Welcome back. The four words on everyone’s lips today are ‘football’s coming home’. Well, congratulations to the England football team and good luck from everyone at ETC, Bournemouth. Thank you also for your selected comments about the ‘hambag’, which range from ‘interesting’ to ‘sloppy speech’ It’s nice to get a response! Also, I’m going to have to go back to writing English with a capital ‘E’ because, ‘it which must be obeyed’, namely ‘the computer’, keeps ‘correcting’ me. Obviously I’ve never been one to argue with the establishment, hee! hee!

This week I want to focus a little bit more closely on those 44 individual sounds of English. There are twelve individual ‘vowel sounds’, 8 diphthongs and 24 consonant sounds. The vowel sounds are not to be confused with vowel letters, of which there are five, ‘a’, ‘e’, ‘i’, ‘o’, ‘u’. These twelve vowel sounds can be divided into 5 long sounds and 7 short sounds. Once again, I must emphasize there is regional variation here but generally, if you can produce these vowel sounds, you can be understood. The five long sounds are /ɑː/ as in ‘car’, /ɜː/ as in ‘bird’,/ɔː/  as in ‘fall’,/uː/ as in ‘shoe, and /iː/ as in ‘sheep’.

The short sounds are /ɪ/ as in ‘ship’, /ʊ/ as in ‘book’, /e/ as in ‘egg’, /æ/ as in ‘hat’, /ɒ/ as in ‘dog’, /ʌ/ as in ‘hut’, and the final one can substitute many letters of the alphabet and has a name; it’s called ‘schwa’ and looks like this /ə/, an upside down ‘e’ J It’s the sound in the second syllable of ‘sister’ and ‘brother’, ‘doctor’ and ‘teacher’. Here are those words in ‘phonemes’ (sounds). /sɪstə/, /brʌðə/, /dɒktə/, /tiːʧə/

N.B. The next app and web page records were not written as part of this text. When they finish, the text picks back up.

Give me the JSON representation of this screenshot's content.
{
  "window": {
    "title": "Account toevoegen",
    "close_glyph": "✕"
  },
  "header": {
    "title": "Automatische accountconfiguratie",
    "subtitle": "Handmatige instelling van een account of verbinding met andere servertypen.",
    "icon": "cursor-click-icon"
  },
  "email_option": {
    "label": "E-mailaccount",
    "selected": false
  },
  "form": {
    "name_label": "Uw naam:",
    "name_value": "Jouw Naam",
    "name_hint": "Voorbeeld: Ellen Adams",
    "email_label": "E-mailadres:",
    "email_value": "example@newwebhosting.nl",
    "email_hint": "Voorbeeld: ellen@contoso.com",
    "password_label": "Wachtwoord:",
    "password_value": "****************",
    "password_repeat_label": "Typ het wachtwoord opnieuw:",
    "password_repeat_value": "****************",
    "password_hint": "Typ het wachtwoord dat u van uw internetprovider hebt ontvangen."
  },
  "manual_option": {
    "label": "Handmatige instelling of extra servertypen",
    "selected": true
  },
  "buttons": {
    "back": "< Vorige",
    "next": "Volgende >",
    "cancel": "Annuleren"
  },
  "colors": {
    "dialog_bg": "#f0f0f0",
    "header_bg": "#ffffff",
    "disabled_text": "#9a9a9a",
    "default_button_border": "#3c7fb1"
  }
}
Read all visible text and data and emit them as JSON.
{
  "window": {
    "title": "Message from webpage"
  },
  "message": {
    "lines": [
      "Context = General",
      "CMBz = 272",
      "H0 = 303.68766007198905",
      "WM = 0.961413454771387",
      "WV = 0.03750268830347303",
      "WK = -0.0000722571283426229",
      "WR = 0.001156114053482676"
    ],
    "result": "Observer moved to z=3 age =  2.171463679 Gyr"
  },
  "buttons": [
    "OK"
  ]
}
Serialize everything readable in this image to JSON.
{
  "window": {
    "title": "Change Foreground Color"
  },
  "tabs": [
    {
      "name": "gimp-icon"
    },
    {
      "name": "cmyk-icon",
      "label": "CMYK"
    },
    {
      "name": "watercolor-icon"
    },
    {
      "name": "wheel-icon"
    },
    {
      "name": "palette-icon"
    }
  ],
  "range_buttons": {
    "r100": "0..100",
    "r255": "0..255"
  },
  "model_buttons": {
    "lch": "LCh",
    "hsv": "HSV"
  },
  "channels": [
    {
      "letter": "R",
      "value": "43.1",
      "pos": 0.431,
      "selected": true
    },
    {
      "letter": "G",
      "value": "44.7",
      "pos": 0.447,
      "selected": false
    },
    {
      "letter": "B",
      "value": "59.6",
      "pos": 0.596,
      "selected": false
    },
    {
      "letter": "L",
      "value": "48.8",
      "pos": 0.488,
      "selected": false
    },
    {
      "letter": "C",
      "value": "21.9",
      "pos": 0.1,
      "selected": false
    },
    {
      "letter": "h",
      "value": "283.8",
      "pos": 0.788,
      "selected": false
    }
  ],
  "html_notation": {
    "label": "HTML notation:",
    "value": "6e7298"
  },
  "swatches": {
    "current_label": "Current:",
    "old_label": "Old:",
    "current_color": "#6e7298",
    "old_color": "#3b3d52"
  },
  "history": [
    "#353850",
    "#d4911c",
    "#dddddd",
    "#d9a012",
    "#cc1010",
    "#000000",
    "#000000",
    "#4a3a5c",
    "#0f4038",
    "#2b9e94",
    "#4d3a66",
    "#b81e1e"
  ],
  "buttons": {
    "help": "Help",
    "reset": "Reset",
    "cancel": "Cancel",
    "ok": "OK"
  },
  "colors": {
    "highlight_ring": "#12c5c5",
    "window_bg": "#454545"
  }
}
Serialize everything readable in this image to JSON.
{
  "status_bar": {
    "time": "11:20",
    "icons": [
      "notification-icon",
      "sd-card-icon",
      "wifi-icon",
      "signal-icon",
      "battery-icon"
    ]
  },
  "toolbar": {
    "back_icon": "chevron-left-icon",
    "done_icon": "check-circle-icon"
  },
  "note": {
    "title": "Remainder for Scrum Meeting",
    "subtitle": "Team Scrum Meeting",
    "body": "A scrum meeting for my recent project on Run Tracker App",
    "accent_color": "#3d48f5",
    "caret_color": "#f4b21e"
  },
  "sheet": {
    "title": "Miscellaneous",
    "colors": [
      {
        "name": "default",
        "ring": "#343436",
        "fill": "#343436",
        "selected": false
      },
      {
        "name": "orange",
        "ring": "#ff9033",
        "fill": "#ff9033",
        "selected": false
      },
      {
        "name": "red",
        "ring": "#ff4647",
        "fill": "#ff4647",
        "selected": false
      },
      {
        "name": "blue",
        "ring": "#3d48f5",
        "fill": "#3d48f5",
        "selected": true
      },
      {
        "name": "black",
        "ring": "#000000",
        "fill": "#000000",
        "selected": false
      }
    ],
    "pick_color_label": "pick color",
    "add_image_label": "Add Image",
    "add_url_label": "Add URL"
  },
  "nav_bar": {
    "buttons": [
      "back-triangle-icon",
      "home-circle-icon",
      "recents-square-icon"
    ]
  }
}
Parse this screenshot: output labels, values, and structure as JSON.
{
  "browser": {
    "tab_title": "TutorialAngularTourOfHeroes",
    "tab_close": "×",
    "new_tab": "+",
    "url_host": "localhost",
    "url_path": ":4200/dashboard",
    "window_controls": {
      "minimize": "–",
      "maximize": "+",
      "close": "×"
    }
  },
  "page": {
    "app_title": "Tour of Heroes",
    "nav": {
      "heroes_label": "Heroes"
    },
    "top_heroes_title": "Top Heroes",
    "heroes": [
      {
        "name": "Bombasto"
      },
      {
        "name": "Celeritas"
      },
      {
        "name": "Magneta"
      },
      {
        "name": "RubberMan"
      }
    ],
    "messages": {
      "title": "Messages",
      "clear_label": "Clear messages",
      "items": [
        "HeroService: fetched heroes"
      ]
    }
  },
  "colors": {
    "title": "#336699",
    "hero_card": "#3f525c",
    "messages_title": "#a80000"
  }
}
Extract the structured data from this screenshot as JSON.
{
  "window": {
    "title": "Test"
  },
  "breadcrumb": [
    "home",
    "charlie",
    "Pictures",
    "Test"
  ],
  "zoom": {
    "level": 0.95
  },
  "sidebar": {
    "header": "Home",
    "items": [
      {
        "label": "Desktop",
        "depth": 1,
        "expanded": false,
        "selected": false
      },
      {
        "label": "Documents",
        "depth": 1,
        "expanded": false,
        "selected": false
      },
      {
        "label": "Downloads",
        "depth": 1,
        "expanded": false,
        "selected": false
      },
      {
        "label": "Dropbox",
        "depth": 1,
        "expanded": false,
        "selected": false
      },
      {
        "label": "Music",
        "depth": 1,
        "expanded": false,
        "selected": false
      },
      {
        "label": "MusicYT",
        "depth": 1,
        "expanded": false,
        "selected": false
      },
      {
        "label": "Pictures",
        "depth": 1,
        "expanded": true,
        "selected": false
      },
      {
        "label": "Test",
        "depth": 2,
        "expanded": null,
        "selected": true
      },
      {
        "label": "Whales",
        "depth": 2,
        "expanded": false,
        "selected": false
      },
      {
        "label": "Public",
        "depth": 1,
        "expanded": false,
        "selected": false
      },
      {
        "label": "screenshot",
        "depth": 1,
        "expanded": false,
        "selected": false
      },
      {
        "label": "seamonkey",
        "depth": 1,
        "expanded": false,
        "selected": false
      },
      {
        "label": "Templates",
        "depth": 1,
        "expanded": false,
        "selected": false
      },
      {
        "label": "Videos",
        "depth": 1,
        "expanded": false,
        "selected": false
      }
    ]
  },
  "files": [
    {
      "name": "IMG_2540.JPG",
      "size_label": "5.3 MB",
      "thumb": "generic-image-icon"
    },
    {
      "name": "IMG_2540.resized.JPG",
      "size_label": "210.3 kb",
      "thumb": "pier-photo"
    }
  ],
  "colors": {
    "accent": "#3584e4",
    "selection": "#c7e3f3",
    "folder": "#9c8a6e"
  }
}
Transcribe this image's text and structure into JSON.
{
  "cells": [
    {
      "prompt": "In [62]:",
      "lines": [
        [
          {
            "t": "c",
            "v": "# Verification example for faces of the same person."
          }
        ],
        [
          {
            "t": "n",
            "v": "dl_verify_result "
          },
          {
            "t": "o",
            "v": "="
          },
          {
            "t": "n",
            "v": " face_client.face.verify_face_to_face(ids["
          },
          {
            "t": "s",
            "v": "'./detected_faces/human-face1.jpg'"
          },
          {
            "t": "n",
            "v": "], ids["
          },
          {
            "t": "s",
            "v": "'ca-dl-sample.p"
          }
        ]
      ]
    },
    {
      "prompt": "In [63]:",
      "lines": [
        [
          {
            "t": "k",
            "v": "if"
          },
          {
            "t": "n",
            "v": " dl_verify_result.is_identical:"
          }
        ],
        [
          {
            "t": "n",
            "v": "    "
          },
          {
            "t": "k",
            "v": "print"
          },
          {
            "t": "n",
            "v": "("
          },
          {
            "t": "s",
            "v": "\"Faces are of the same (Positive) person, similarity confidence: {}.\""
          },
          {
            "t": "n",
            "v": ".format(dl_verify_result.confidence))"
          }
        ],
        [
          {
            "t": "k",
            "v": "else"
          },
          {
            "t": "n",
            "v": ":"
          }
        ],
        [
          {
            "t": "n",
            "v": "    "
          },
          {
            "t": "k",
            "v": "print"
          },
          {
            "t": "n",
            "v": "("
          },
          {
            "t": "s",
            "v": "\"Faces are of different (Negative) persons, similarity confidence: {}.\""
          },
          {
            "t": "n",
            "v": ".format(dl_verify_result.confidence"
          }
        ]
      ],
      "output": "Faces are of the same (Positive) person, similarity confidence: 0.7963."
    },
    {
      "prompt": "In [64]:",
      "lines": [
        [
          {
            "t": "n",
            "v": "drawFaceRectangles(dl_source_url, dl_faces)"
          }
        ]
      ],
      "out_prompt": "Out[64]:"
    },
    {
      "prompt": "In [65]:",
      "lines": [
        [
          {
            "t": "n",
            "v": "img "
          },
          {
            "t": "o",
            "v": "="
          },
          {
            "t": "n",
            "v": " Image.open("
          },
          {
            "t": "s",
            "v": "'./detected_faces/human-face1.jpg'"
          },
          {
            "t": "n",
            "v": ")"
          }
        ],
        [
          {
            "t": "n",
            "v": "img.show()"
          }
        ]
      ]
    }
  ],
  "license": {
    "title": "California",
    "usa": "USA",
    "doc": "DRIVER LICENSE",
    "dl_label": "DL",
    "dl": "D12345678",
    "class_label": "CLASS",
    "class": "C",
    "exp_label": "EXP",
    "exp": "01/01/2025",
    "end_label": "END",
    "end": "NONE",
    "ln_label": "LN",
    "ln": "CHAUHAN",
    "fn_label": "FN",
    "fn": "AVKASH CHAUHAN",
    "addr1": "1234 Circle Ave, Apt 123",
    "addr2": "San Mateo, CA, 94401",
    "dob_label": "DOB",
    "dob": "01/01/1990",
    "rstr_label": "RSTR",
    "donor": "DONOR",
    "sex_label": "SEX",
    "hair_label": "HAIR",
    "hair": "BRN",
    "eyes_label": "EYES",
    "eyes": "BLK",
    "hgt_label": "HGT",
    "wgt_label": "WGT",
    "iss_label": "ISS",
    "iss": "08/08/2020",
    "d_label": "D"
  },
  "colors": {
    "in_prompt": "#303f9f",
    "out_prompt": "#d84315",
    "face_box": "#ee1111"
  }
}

Next time we’ll look at the diphthongs. /dɪfθɒŋz/J By then, there’ll be new football world champions. Will ‘it’ have come home? Until next week.